:: WHAT YOU HAVE TO DO ::
Report the lines of the data below that contain the string "remark".
RECORDS SHOWN START
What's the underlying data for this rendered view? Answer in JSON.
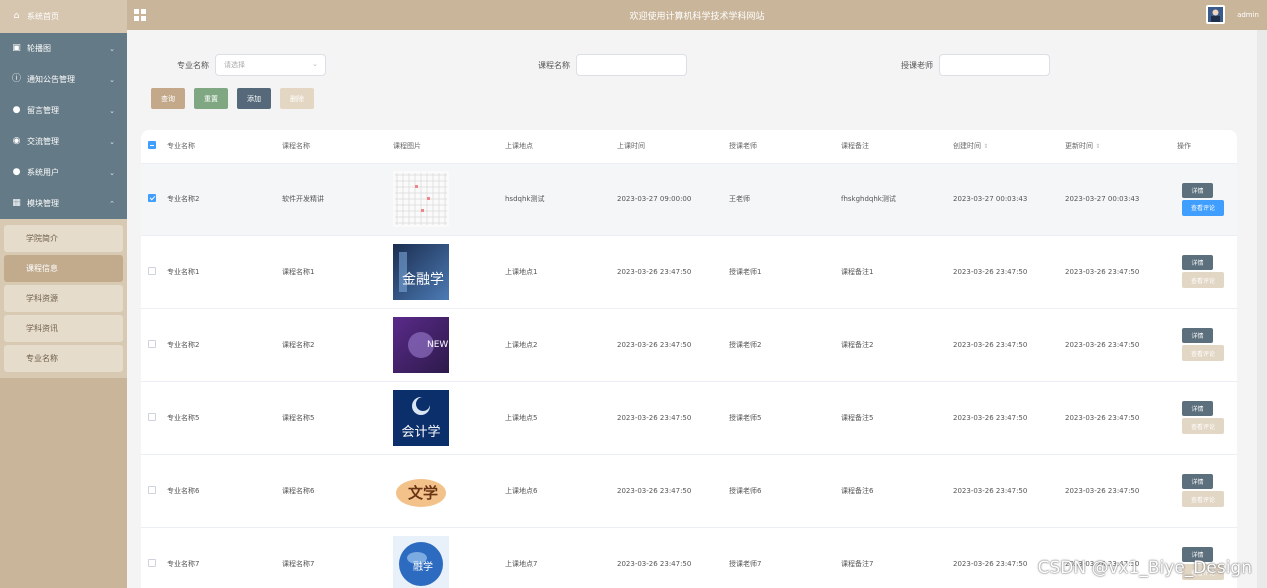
{
  "topbar": {
    "title": "欢迎使用计算机科学技术学科网站",
    "user": "admin"
  },
  "sidebar": {
    "home": "系统首页",
    "menu": [
      {
        "label": "轮播图",
        "icon": "picture-icon"
      },
      {
        "label": "通知公告管理",
        "icon": "info-icon"
      },
      {
        "label": "留言管理",
        "icon": "pin-icon"
      },
      {
        "label": "交流管理",
        "icon": "chat-icon"
      },
      {
        "label": "系统用户",
        "icon": "user-icon"
      },
      {
        "label": "模块管理",
        "icon": "grid-icon"
      }
    ],
    "submenu": [
      "学院简介",
      "课程信息",
      "学科资源",
      "学科资讯",
      "专业名称"
    ]
  },
  "filters": {
    "major_label": "专业名称",
    "major_placeholder": "请选择",
    "course_label": "课程名称",
    "course_placeholder": "",
    "teacher_label": "授课老师",
    "teacher_placeholder": ""
  },
  "actions": {
    "search": "查询",
    "reset": "重置",
    "add": "添加",
    "delete": "删除"
  },
  "colors": {
    "search": "#c3a88a",
    "reset": "#7fa882",
    "add": "#55697a",
    "delete": "#e3d6c2",
    "sidebar": "#647a86",
    "accent": "#409eff"
  },
  "table": {
    "headers": [
      "专业名称",
      "课程名称",
      "课程图片",
      "上课地点",
      "上课时间",
      "授课老师",
      "课程备注",
      "创建时间",
      "更新时间",
      "操作"
    ],
    "detail_label": "详情",
    "review_label": "查看评论",
    "rows": [
      {
        "major": "专业名称2",
        "course": "软件开发精讲",
        "place": "hsdqhk测试",
        "time": "2023-03-27 09:00:00",
        "teacher": "王老师",
        "remark": "fhskghdqhk测试",
        "created": "2023-03-27 00:03:43",
        "updated": "2023-03-27 00:03:43",
        "checked": true,
        "img": "table"
      },
      {
        "major": "专业名称1",
        "course": "课程名称1",
        "place": "上课地点1",
        "time": "2023-03-26 23:47:50",
        "teacher": "授课老师1",
        "remark": "课程备注1",
        "created": "2023-03-26 23:47:50",
        "updated": "2023-03-26 23:47:50",
        "checked": false,
        "img": "finance"
      },
      {
        "major": "专业名称2",
        "course": "课程名称2",
        "place": "上课地点2",
        "time": "2023-03-26 23:47:50",
        "teacher": "授课老师2",
        "remark": "课程备注2",
        "created": "2023-03-26 23:47:50",
        "updated": "2023-03-26 23:47:50",
        "checked": false,
        "img": "news"
      },
      {
        "major": "专业名称5",
        "course": "课程名称5",
        "place": "上课地点5",
        "time": "2023-03-26 23:47:50",
        "teacher": "授课老师5",
        "remark": "课程备注5",
        "created": "2023-03-26 23:47:50",
        "updated": "2023-03-26 23:47:50",
        "checked": false,
        "img": "accounting"
      },
      {
        "major": "专业名称6",
        "course": "课程名称6",
        "place": "上课地点6",
        "time": "2023-03-26 23:47:50",
        "teacher": "授课老师6",
        "remark": "课程备注6",
        "created": "2023-03-26 23:47:50",
        "updated": "2023-03-26 23:47:50",
        "checked": false,
        "img": "literature"
      },
      {
        "major": "专业名称7",
        "course": "课程名称7",
        "place": "上课地点7",
        "time": "2023-03-26 23:47:50",
        "teacher": "授课老师7",
        "remark": "课程备注7",
        "created": "2023-03-26 23:47:50",
        "updated": "2023-03-26 23:47:50",
        "checked": false,
        "img": "globe"
      }
    ],
    "thumb_text": {
      "finance": "金融学",
      "accounting": "会计学",
      "literature": "文学",
      "globe": "融学"
    }
  },
  "watermark": "CSDN @vx1_Biye_Design"
}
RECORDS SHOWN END
:: SOLVED PROBLEM ::
        "remark": "fhskghdqhk测试",
        "remark": "课程备注1",
        "remark": "课程备注2",
        "remark": "课程备注5",
        "remark": "课程备注6",
        "remark": "课程备注7",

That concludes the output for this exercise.